The illegality of Colorado's legal marijuana could come as a surprise to a new generation of military recruits, U.S. Rep. Mike Coffman fears.
Smoking pot is a bar to military service, and waivers that once allowed former users to sign up are evaporating as the military cuts its rosters in response to a shrinking budget.
Coffman, a Colorado Republican, has heard the military's concerns with the Colorado and Washington laws for the drug in his post as a member of the House Armed Services Committee and says the uniformed services won't budge on their stance.
"We're the first state to step out with legalization of marijuana, but the military isn't stepping out with us," Coffman said in a telephone interview from Washington.
The military requires recruits to divulge past drug use and undergo drug testing. A positive test, or a history of use deemed "habitual" under broad criteria results in potential recruits being shown the door.
James Culp, a Texas-based civilian attorney who defends military clients at court-martial cases nationwide, said the legality of pot under state laws won't result in military leniency.
Culp recently represented a California airman charged with drug possession for growing a pot plant legal under state law.
"The government threw the book at him," Culp said.
The U.S. Department of Justice has stayed away from prosecutions in most marijuana cases where state and federal laws conflict. Marijuana remains illegal under federal law.
Citing the Uniform Code of Military Justice, the services have kept up their war on the drug.
"The military has not been given instructions to reduce their enforcement of drug laws and will not change without congressional intervention," Culp said.
Coffman said Congress isn't ready to change military pot laws in the foreseeable future.
"We'll always be reevaluating all policies that pertain to recruiting, but the military sees this as a combat readiness and safety issue," said Coffman, who served in the Army and Marine Corps with more than 30 years of active and reserve duty.
Retired Army Lt. Gen. Ed Anderson said the conundrum will be a top topic when the pro-military Colorado 30 Group meets with the Army's recruiting boss on Friday in Colorado Springs.
The 30 Group is made up of business leaders from around the state who track military issues and lean on the government to support Colorado troops and bases.
Maj. Gen. Allen W. Batschelet will talk to recruiters through the region and agreed to meet with the organization.
Anderson said he'll breach to issue of legal pot, but he's not asking for military mercy.
"I have to admit I'm biased against marijuana," said Anderson, the former vice-commander of U.S. Northern Command.
Retired Air Force Maj. Gen. Wes Clark said the military's intolerance of pot is why he helped lead the charge to get a ban on recreational marijuana sales in Colorado Springs.
"It comes under the heading of unintended consequences," said Clark. "It's not just the military - there are a lot of companies that drug test their new hires."
Clark wants a campaign to tell young Coloradans that legal pot can hurt their future.

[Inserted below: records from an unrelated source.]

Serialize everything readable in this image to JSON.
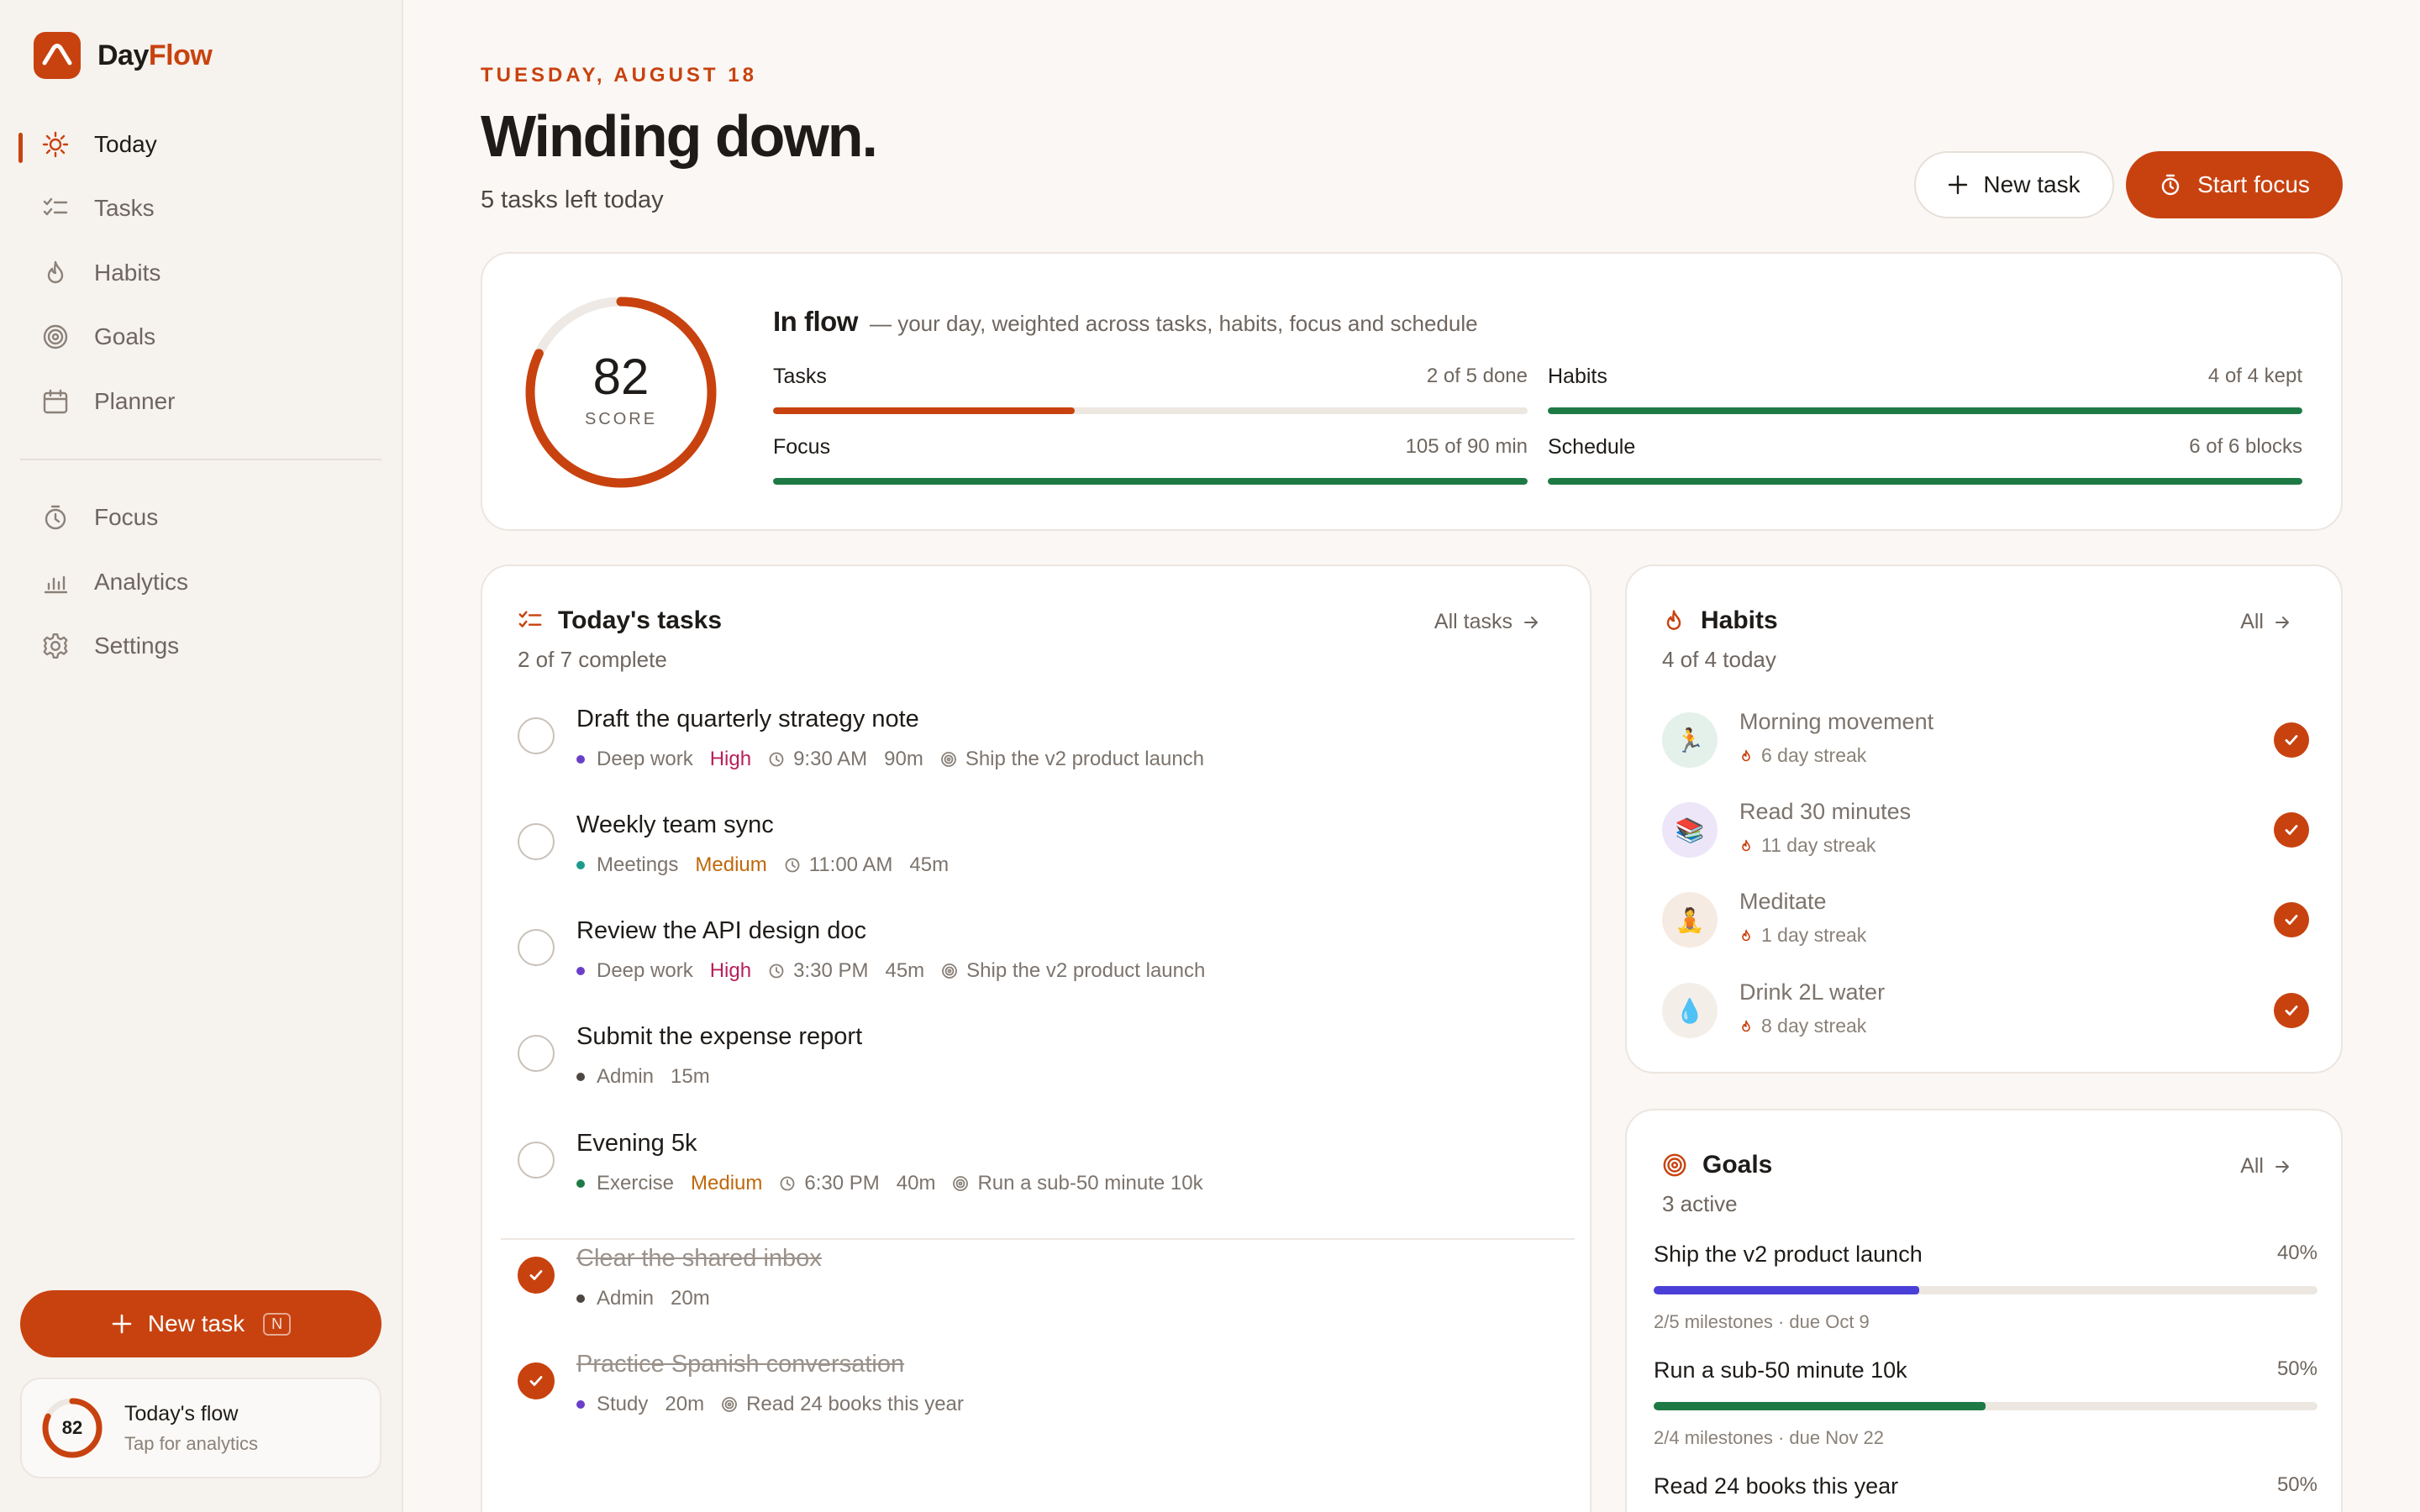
{
  "app": {
    "name_prefix": "Day",
    "name_accent": "Flow",
    "accent_color": "#C8420F"
  },
  "sidebar": {
    "nav": [
      {
        "label": "Today",
        "icon": "sun-icon",
        "active": true
      },
      {
        "label": "Tasks",
        "icon": "checklist-icon",
        "active": false
      },
      {
        "label": "Habits",
        "icon": "flame-icon",
        "active": false
      },
      {
        "label": "Goals",
        "icon": "target-icon",
        "active": false
      },
      {
        "label": "Planner",
        "icon": "calendar-icon",
        "active": false
      }
    ],
    "nav2": [
      {
        "label": "Focus",
        "icon": "timer-icon"
      },
      {
        "label": "Analytics",
        "icon": "bar-chart-icon"
      },
      {
        "label": "Settings",
        "icon": "gear-icon"
      }
    ],
    "new_task_label": "New task",
    "new_task_shortcut": "N",
    "flow_card": {
      "score": "82",
      "progress": 0.82,
      "title": "Today's flow",
      "subtitle": "Tap for analytics"
    }
  },
  "header": {
    "date": "TUESDAY, AUGUST 18",
    "title": "Winding down.",
    "subtitle": "5 tasks left today",
    "new_task_label": "New task",
    "start_focus_label": "Start focus"
  },
  "score": {
    "value": "82",
    "progress": 0.82,
    "label": "SCORE",
    "title": "In flow",
    "description": "— your day, weighted across tasks, habits, focus and schedule",
    "metrics": [
      {
        "name": "Tasks",
        "value": "2 of 5 done",
        "progress": 0.4,
        "color": "#C8420F"
      },
      {
        "name": "Habits",
        "value": "4 of 4 kept",
        "progress": 1.0,
        "color": "#1E7A45"
      },
      {
        "name": "Focus",
        "value": "105 of 90 min",
        "progress": 1.0,
        "color": "#1E7A45"
      },
      {
        "name": "Schedule",
        "value": "6 of 6 blocks",
        "progress": 1.0,
        "color": "#1E7A45"
      }
    ]
  },
  "tasks_card": {
    "title": "Today's tasks",
    "subtitle": "2 of 7 complete",
    "link": "All tasks",
    "tasks": [
      {
        "title": "Draft the quarterly strategy note",
        "category": "Deep work",
        "category_color": "#6A3FC8",
        "priority": "High",
        "time": "9:30 AM",
        "duration": "90m",
        "goal": "Ship the v2 product launch",
        "done": false
      },
      {
        "title": "Weekly team sync",
        "category": "Meetings",
        "category_color": "#1B9C8E",
        "priority": "Medium",
        "time": "11:00 AM",
        "duration": "45m",
        "goal": "",
        "done": false
      },
      {
        "title": "Review the API design doc",
        "category": "Deep work",
        "category_color": "#6A3FC8",
        "priority": "High",
        "time": "3:30 PM",
        "duration": "45m",
        "goal": "Ship the v2 product launch",
        "done": false
      },
      {
        "title": "Submit the expense report",
        "category": "Admin",
        "category_color": "#4E4741",
        "priority": "",
        "time": "",
        "duration": "15m",
        "goal": "",
        "done": false
      },
      {
        "title": "Evening 5k",
        "category": "Exercise",
        "category_color": "#1E7A45",
        "priority": "Medium",
        "time": "6:30 PM",
        "duration": "40m",
        "goal": "Run a sub-50 minute 10k",
        "done": false
      },
      {
        "title": "Clear the shared inbox",
        "category": "Admin",
        "category_color": "#4E4741",
        "priority": "",
        "time": "",
        "duration": "20m",
        "goal": "",
        "done": true
      },
      {
        "title": "Practice Spanish conversation",
        "category": "Study",
        "category_color": "#6A3FC8",
        "priority": "",
        "time": "",
        "duration": "20m",
        "goal": "Read 24 books this year",
        "done": true
      }
    ]
  },
  "habits_card": {
    "title": "Habits",
    "subtitle": "4 of 4 today",
    "link": "All",
    "habits": [
      {
        "name": "Morning movement",
        "streak": "6 day streak",
        "emoji": "🏃",
        "bg": "#E4F1EA"
      },
      {
        "name": "Read 30 minutes",
        "streak": "11 day streak",
        "emoji": "📚",
        "bg": "#ECE6F8"
      },
      {
        "name": "Meditate",
        "streak": "1 day streak",
        "emoji": "🧘",
        "bg": "#F6EBE2"
      },
      {
        "name": "Drink 2L water",
        "streak": "8 day streak",
        "emoji": "💧",
        "bg": "#F4EEE9"
      }
    ]
  },
  "goals_card": {
    "title": "Goals",
    "subtitle": "3 active",
    "link": "All",
    "goals": [
      {
        "name": "Ship the v2 product launch",
        "pct": "40%",
        "progress": 0.4,
        "color": "#4A3FD6",
        "meta": "2/5 milestones · due Oct 9"
      },
      {
        "name": "Run a sub-50 minute 10k",
        "pct": "50%",
        "progress": 0.5,
        "color": "#1E7A45",
        "meta": "2/4 milestones · due Nov 22"
      },
      {
        "name": "Read 24 books this year",
        "pct": "50%",
        "progress": 0.5,
        "color": "#C8420F",
        "meta": ""
      }
    ]
  }
}
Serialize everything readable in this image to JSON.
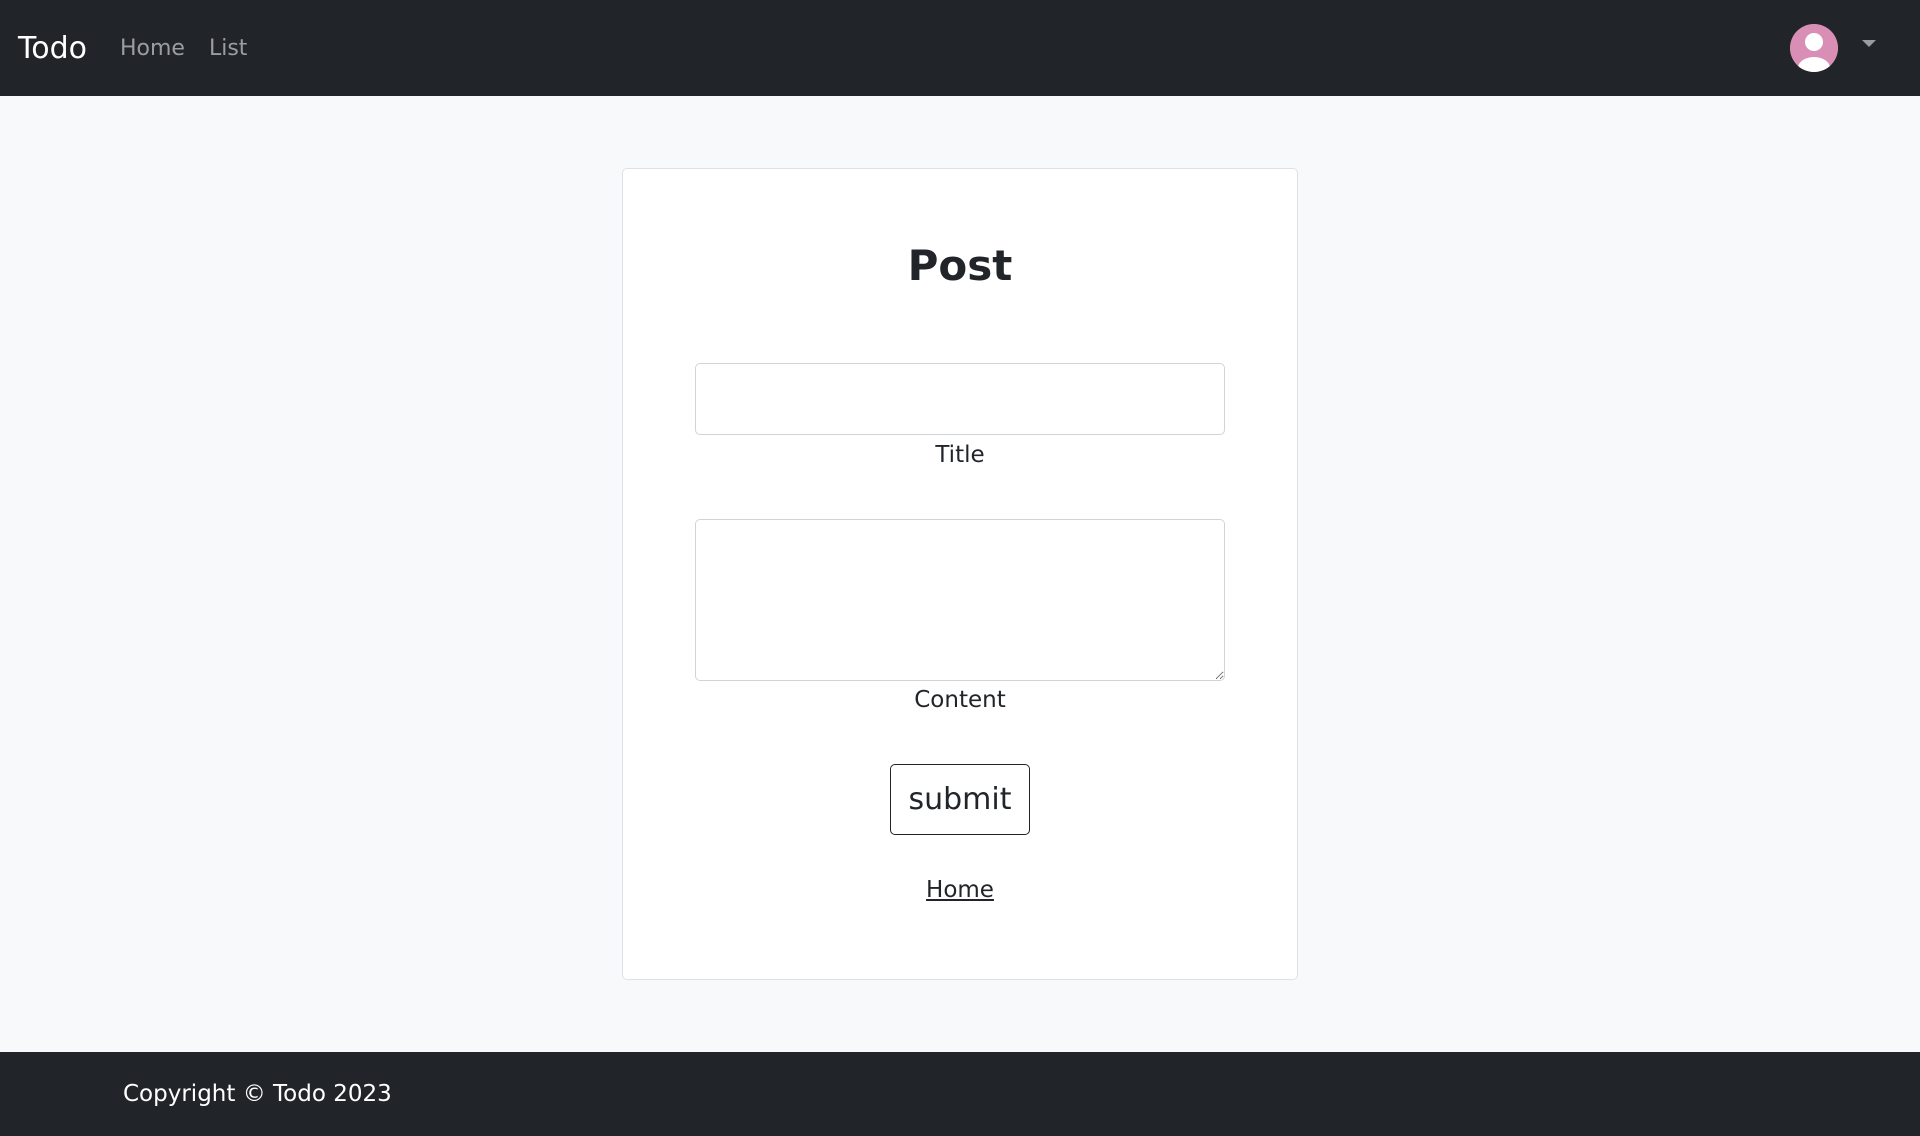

He said the military will stand its ground unless federal laws are changed.
"Why would we want a bunch of people using drugs in the military?" he said.
Retired Army Command Sgt. Maj. Terrance McWilliams, who heads military programs for the El Pomar Foundation, said legal pot has posed few challenges for the active-duty military in the Pikes Peak region.
Frequent drug tests and harsh penalties are adequate to keep soldiers and airmen away from marijuana, he said.
"All service members know what the consequences are," he said.
But budding recruits are another story.
"We need to warn the kids about the impacts of using marijuana in terms of military service," McWilliams said. "All those (enlistment) waivers are no longer there and the criteria is getting tighter and tighter. You have to be a model young citizen to join the military."
The Air Force Academy has posted a warning on its admissions website: "While past experimentation with marijuana is not necessarily disqualifying, current use detected during your medical . will be disqualifying."
Culp said the military is likely the last place in America where pot will be deemed acceptable.
"The military, in many ways, is the most conservative force in our society," he said.
"I can never see a day when it is lawful for a service member to use marijuana."